Economic Effects of China’s Two-Child Policy
BY QUINN CAMPBELL
China’s shifting age demographic has finally forced Beijing’s hand: the party announced plans to completely phase-out its three decade old “One Child” policy, and to replace it with a new “Two Child” policy. The decision comes amid China’s slowest year of GDP growth since the global financial crisis.
By 2020, a fifth of China’s population will be over 60. That will weigh on China’s future growth. The policy changes are intended to combat the skewed age demographic, and to boost short-term consumption. Beijing’s official projections expect the two child policy will add an additional eight million new live births each year. However, these projections are overly optimistic, and represent a 166% increase in live births from last year. Financial realities and cultural norms will prevent the jump in fertility rates that Beijing expects. This article outlines the two reasons why China won’t experience a baby boom within the next generation.
Cost of raising one child.
China is an extremely costly place to raise a child. An average middle-class Chinese family spends about 40 percent of their monthly income on child rearing. Compare that to the U.S. where, according to a U.S. government study that examined spending on children, an average middle-class couple will spend only about 16 percent of their income on a child. The excess costs in China stem from its ultra-competitive school system. Chinese parents who want their child to get ahead must shell out big bucks for piano lessons, English classes, private tutors, or even college tuition in the U.S.
At 64 percent, China has the largest female workforce participation rate among the world’s ten largest economies, according to data from the World Bank, therefore the majority of Chinese parents cannot watch their child during the day. If grandparents aren’t around, then nannies or day-cares are another costly necessity. An economist from Credit Suisse put it best when he said, “the high cost of raising a child is probably China’s new birth control.” In China, it is already so expensive to raise one child, most parents cannot afford a second child.
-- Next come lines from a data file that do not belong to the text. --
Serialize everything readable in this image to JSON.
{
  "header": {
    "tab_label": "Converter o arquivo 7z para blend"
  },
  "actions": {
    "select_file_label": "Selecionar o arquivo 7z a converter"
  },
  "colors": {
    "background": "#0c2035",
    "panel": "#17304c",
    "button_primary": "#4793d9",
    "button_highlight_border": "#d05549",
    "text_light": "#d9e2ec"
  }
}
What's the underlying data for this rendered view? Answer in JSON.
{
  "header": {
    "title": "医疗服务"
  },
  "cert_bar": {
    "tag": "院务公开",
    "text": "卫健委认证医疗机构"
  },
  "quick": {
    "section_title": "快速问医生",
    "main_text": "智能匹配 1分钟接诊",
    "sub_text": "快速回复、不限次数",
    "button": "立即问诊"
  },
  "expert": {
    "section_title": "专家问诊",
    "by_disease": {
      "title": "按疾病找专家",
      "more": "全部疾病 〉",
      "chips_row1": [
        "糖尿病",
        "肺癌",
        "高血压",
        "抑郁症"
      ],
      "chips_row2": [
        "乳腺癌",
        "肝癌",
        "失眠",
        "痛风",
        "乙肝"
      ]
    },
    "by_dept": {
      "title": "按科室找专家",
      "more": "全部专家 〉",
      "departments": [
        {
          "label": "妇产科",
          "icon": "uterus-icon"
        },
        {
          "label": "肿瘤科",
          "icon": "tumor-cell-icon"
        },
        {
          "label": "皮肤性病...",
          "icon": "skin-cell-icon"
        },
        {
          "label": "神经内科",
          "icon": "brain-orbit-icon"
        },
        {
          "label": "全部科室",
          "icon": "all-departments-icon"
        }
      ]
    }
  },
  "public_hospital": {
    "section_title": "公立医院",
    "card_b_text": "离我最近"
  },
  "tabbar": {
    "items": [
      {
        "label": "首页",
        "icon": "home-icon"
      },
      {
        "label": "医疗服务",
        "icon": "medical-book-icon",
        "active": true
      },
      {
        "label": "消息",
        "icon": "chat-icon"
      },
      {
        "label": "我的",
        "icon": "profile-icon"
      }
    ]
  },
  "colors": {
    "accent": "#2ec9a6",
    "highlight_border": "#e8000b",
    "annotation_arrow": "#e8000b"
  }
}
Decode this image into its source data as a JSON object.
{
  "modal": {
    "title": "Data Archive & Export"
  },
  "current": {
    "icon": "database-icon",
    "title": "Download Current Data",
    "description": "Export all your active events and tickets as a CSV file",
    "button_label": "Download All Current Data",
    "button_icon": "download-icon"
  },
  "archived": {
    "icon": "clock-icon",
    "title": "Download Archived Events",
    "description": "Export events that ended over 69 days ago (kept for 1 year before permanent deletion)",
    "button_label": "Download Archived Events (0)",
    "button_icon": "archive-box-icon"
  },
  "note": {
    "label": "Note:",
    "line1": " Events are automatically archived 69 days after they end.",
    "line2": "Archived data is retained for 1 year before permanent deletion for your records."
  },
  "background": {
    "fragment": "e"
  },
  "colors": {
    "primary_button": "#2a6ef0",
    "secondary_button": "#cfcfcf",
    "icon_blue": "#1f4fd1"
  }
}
Social Stigma of having two children.
Chinese people are accustomed to raising only one child. Birthing two or more children was illegal for over thirty years, so the current generation still considers it taboo. A local Nanjing cab driver, and father of one daughter, explained that the government took the social stigma into consideration when announcing their plan to repeal the policy. “The radio broadcast that announced the changes,” he explained, “said there would be an adjustment period.” However, demographic shifts don’t happen overnight. They’re long drawn out processes that occur on generational time-scales. The adjustment period Beijing described will surely be longer than expected.
Beijing believed the One Child Policy could limit China’s population to 700 million people by 2020. That didn’t work, and I don’t expect the two child policy will either.